§ Goal of the exercise
Please reproduce the data exactly, though every picture must stay out.

§ Data extracts
====
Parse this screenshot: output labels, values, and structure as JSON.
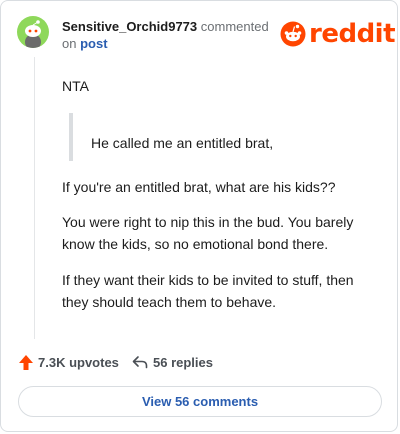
{
  "comment": {
    "username": "Sensitive_Orchid9773",
    "commented_text": "commented",
    "on_text": "on",
    "post_link": "post",
    "brand": "reddit",
    "paragraphs": {
      "verdict": "NTA",
      "quote": "He called me an entitled brat,",
      "p1": "If you're an entitled brat, what are his kids??",
      "p2": "You were right to nip this in the bud. You barely know the kids, so no emotional bond there.",
      "p3": "If they want their kids to be invited to stuff, then they should teach them to behave."
    }
  },
  "footer": {
    "upvotes": "7.3K upvotes",
    "replies": "56 replies",
    "view_button": "View 56 comments"
  },
  "colors": {
    "accent": "#ff4500",
    "link": "#2a5db0",
    "avatar_bg": "#8ed85a"
  },
  "icons": {
    "avatar": "snoo-avatar",
    "logo": "reddit-logo-icon",
    "upvote": "upvote-arrow-icon",
    "reply": "reply-arrow-icon"
  }
}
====
§ Response to this exercise
Parse this screenshot: output labels, values, and structure as JSON.
{
  "comment": {
    "username": "Sensitive_Orchid9773",
    "commented_text": "commented",
    "on_text": "on",
    "post_link": "post",
    "brand": "reddit",
    "paragraphs": {
      "verdict": "NTA",
      "quote": "He called me an entitled brat,",
      "p1": "If you're an entitled brat, what are his kids??",
      "p2": "You were right to nip this in the bud. You barely know the kids, so no emotional bond there.",
      "p3": "If they want their kids to be invited to stuff, then they should teach them to behave."
    }
  },
  "footer": {
    "upvotes": "7.3K upvotes",
    "replies": "56 replies",
    "view_button": "View 56 comments"
  },
  "colors": {
    "accent": "#ff4500",
    "link": "#2a5db0",
    "avatar_bg": "#8ed85a"
  },
  "icons": {
    "avatar": "snoo-avatar",
    "logo": "reddit-logo-icon",
    "upvote": "upvote-arrow-icon",
    "reply": "reply-arrow-icon"
  }
}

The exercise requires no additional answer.